This article written by The Apple Gazette has been floating around the internet lately. I found it rather interesting. The author took the time to rehash the evolution of Apple portable computers. Beginning with the inception of the Macintosh Portable and finishing with the MacBook/Pro you’ll get a feel for how Apple has continually tried to push the envelope.
Apple has routinely made market firsts with their laptops, all of which took place in the 90’s. Here are some of the most notable firsts.
- 1991 - PowerBook 100: The keyboard was placed close to the display, leaving room for palm rests and the trackball.
- 1994 - PowerBook 500: Built in Ethernet, and a trackpad.
- 1996 - PowerBook 1400: Built-in: CD-Rom drive.
- 1997 - PowerBook 3400: PCI architecture, EDO memory, and a 64-bit wide internal bus.
- 1999 - iBook “Clamshell”: Designed and sold with internal wireless networking.
1989 to 1991 is considered to be the first ‘Golden Days’ of apple, which was coined by MacAddict magazine. Following the ‘Golden Days’ was a big slump between 1991 and 1997. During this slump Apple was not profitable and wouldn’t be until Steve Jobs revived the company in 1998 with the iMac.

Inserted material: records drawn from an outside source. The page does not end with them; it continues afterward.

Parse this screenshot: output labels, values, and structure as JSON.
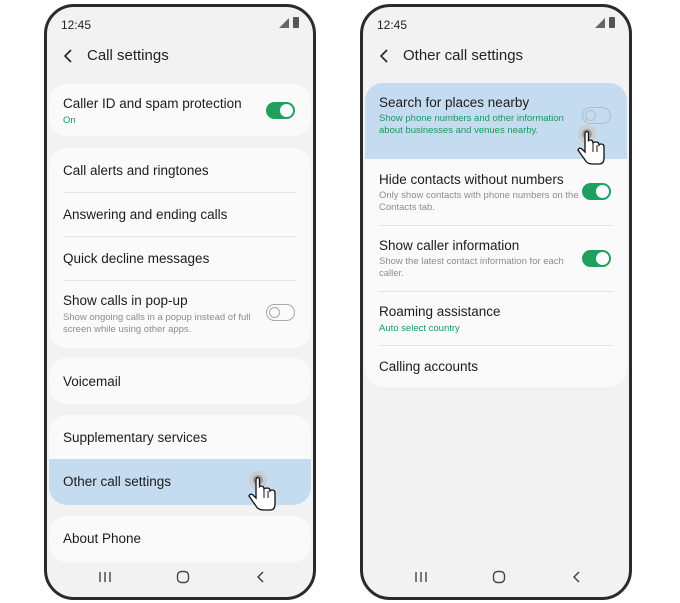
{
  "left_screen": {
    "status_time": "12:45",
    "title": "Call settings",
    "caller_id": {
      "label": "Caller ID and spam protection",
      "status": "On",
      "toggle_on": true
    },
    "alerts": "Call alerts and ringtones",
    "answering": "Answering and ending calls",
    "quick_decline": "Quick decline messages",
    "popup": {
      "label": "Show calls in pop-up",
      "desc": "Show ongoing calls in a popup instead of full screen while using other apps.",
      "toggle_on": false
    },
    "voicemail": "Voicemail",
    "supplementary": "Supplementary services",
    "other": "Other call settings",
    "about": "About Phone"
  },
  "right_screen": {
    "status_time": "12:45",
    "title": "Other call settings",
    "search_places": {
      "label": "Search for places nearby",
      "desc": "Show phone numbers and other information about businesses and venues nearby.",
      "toggle_on": false
    },
    "hide_contacts": {
      "label": "Hide contacts without numbers",
      "desc": "Only show contacts with phone numbers on the Contacts tab.",
      "toggle_on": true
    },
    "caller_info": {
      "label": "Show caller information",
      "desc": "Show the latest contact information for each caller.",
      "toggle_on": true
    },
    "roaming": {
      "label": "Roaming assistance",
      "status": "Auto select country"
    },
    "calling_accounts": "Calling accounts"
  },
  "colors": {
    "accent_green": "#1fa05c",
    "highlight_blue": "#c5dbef",
    "frame": "#2b2b2b"
  }
}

That being said, I’m really surprised that nearly all of Apples market firsts in the mobile sector took place during the companies slump. Where as the original ‘Golden Days’ and Apple’s current success has produced nearly no notable portable computing market firsts. Maybe, coming to market later with new technology is better? It definitely worked with the iPod and time will tell how it comes into play with the iPhone and iTV. As we all know, Apples recent success with consumer electronics has been due to ‘reinventing’ current technologies.